[Start of section]
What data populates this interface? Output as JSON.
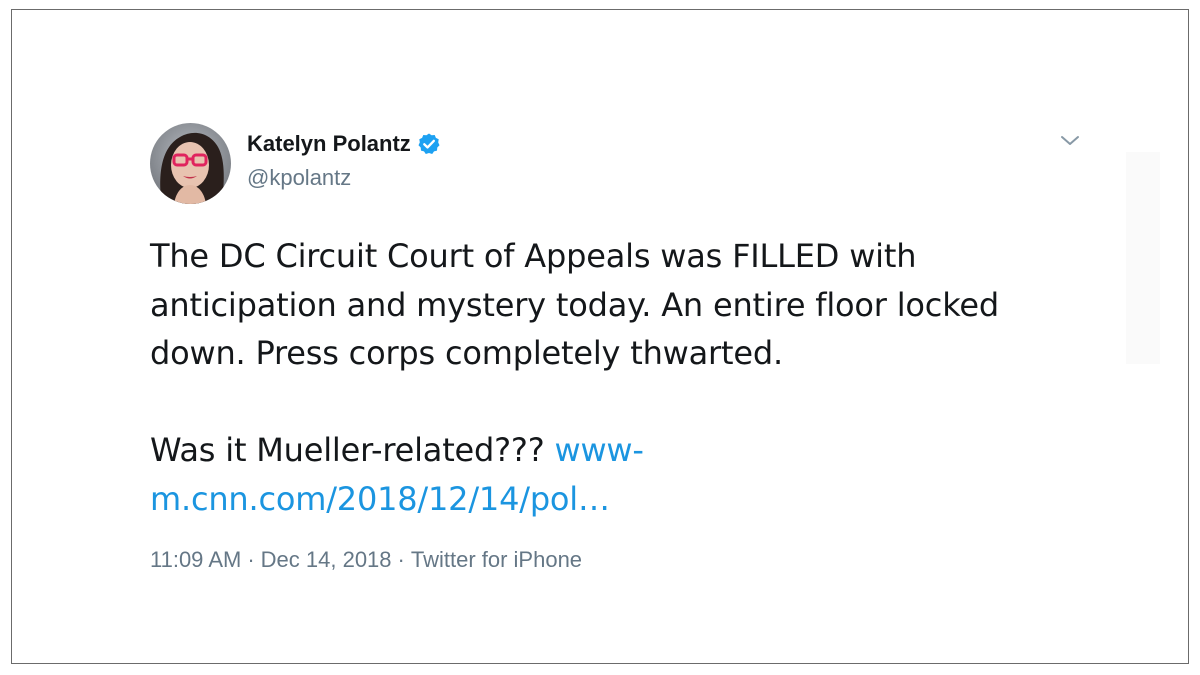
{
  "author": {
    "name": "Katelyn Polantz",
    "handle": "@kpolantz",
    "verified": true
  },
  "tweet": {
    "line1": "The DC Circuit Court of Appeals was FILLED with",
    "line2": "anticipation and mystery today. An entire floor locked",
    "line3": "down. Press corps completely thwarted.",
    "line4_text": "Was it Mueller-related??? ",
    "link_part1": "www-",
    "link_part2": "m.cnn.com/2018/12/14/pol…"
  },
  "meta": {
    "time": "11:09 AM",
    "date": "Dec 14, 2018",
    "source": "Twitter for iPhone",
    "separator": "·"
  },
  "icons": {
    "verified": "verified-badge-icon",
    "caret": "chevron-down-icon"
  },
  "colors": {
    "link": "#1b95e0",
    "verified": "#1da1f2",
    "text": "#14171a",
    "muted": "#657786",
    "frame_border": "#6b6b6b"
  }
}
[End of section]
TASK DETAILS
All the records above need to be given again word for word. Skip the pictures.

ANSWER SPACE
What data populates this interface? Output as JSON.
{
  "author": {
    "name": "Katelyn Polantz",
    "handle": "@kpolantz",
    "verified": true
  },
  "tweet": {
    "line1": "The DC Circuit Court of Appeals was FILLED with",
    "line2": "anticipation and mystery today. An entire floor locked",
    "line3": "down. Press corps completely thwarted.",
    "line4_text": "Was it Mueller-related??? ",
    "link_part1": "www-",
    "link_part2": "m.cnn.com/2018/12/14/pol…"
  },
  "meta": {
    "time": "11:09 AM",
    "date": "Dec 14, 2018",
    "source": "Twitter for iPhone",
    "separator": "·"
  },
  "icons": {
    "verified": "verified-badge-icon",
    "caret": "chevron-down-icon"
  },
  "colors": {
    "link": "#1b95e0",
    "verified": "#1da1f2",
    "text": "#14171a",
    "muted": "#657786",
    "frame_border": "#6b6b6b"
  }
}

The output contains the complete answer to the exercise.